• **TASK INSTRUCTIONS**:
Output the entire listing that follows verbatim.
***** ENTRIES SUPPLIED
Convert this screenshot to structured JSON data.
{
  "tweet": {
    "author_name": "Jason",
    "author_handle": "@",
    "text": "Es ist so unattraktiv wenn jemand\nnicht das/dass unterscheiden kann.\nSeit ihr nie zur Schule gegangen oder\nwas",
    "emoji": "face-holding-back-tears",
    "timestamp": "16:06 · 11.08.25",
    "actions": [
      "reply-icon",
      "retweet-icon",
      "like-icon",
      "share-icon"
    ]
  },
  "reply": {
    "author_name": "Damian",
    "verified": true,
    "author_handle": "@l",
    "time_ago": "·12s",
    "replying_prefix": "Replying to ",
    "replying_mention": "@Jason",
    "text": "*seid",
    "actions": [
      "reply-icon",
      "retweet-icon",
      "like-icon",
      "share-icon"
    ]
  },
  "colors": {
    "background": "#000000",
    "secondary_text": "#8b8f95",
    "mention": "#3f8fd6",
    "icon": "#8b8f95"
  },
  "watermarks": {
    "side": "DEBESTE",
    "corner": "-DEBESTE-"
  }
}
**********
• **PROBLEM SOLUTION**:
Convert this screenshot to structured JSON data.
{
  "tweet": {
    "author_name": "Jason",
    "author_handle": "@",
    "text": "Es ist so unattraktiv wenn jemand\nnicht das/dass unterscheiden kann.\nSeit ihr nie zur Schule gegangen oder\nwas",
    "emoji": "face-holding-back-tears",
    "timestamp": "16:06 · 11.08.25",
    "actions": [
      "reply-icon",
      "retweet-icon",
      "like-icon",
      "share-icon"
    ]
  },
  "reply": {
    "author_name": "Damian",
    "verified": true,
    "author_handle": "@l",
    "time_ago": "·12s",
    "replying_prefix": "Replying to ",
    "replying_mention": "@Jason",
    "text": "*seid",
    "actions": [
      "reply-icon",
      "retweet-icon",
      "like-icon",
      "share-icon"
    ]
  },
  "colors": {
    "background": "#000000",
    "secondary_text": "#8b8f95",
    "mention": "#3f8fd6",
    "icon": "#8b8f95"
  },
  "watermarks": {
    "side": "DEBESTE",
    "corner": "-DEBESTE-"
  }
}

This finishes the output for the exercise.